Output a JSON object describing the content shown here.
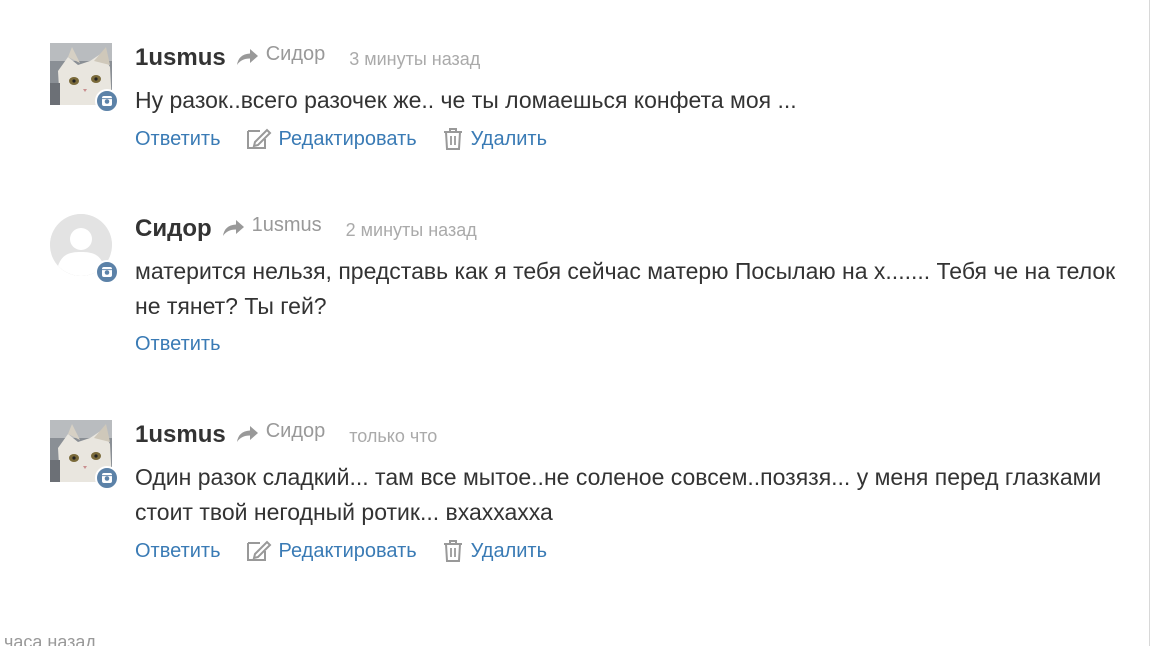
{
  "comments": [
    {
      "author": "1usmus",
      "reply_to": "Сидор",
      "time": "3 минуты назад",
      "text": "Ну разок..всего разочек же.. че ты ломаешься конфета моя ...",
      "actions": {
        "reply": "Ответить",
        "edit": "Редактировать",
        "delete": "Удалить"
      }
    },
    {
      "author": "Сидор",
      "reply_to": "1usmus",
      "time": "2 минуты назад",
      "text": "матерится нельзя, представь как я тебя сейчас матерю Посылаю на х....... Тебя че на телок не тянет? Ты гей?",
      "actions": {
        "reply": "Ответить"
      }
    },
    {
      "author": "1usmus",
      "reply_to": "Сидор",
      "time": "только что",
      "text": "Один разок сладкий... там все мытое..не соленое совсем..позязя... у меня перед глазками стоит твой негодный ротик... вхаххахха",
      "actions": {
        "reply": "Ответить",
        "edit": "Редактировать",
        "delete": "Удалить"
      }
    }
  ],
  "cut_off_text": "часа назад",
  "colors": {
    "link": "#3a7bb5",
    "author": "#333333",
    "muted": "#999999",
    "badge": "#5c82a8"
  },
  "icons": {
    "reply_arrow": "share-arrow-icon",
    "edit": "edit-pencil-icon",
    "delete": "trash-icon",
    "badge": "instagram-icon"
  }
}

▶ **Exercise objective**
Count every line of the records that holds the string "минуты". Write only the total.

▶ **Task result**
2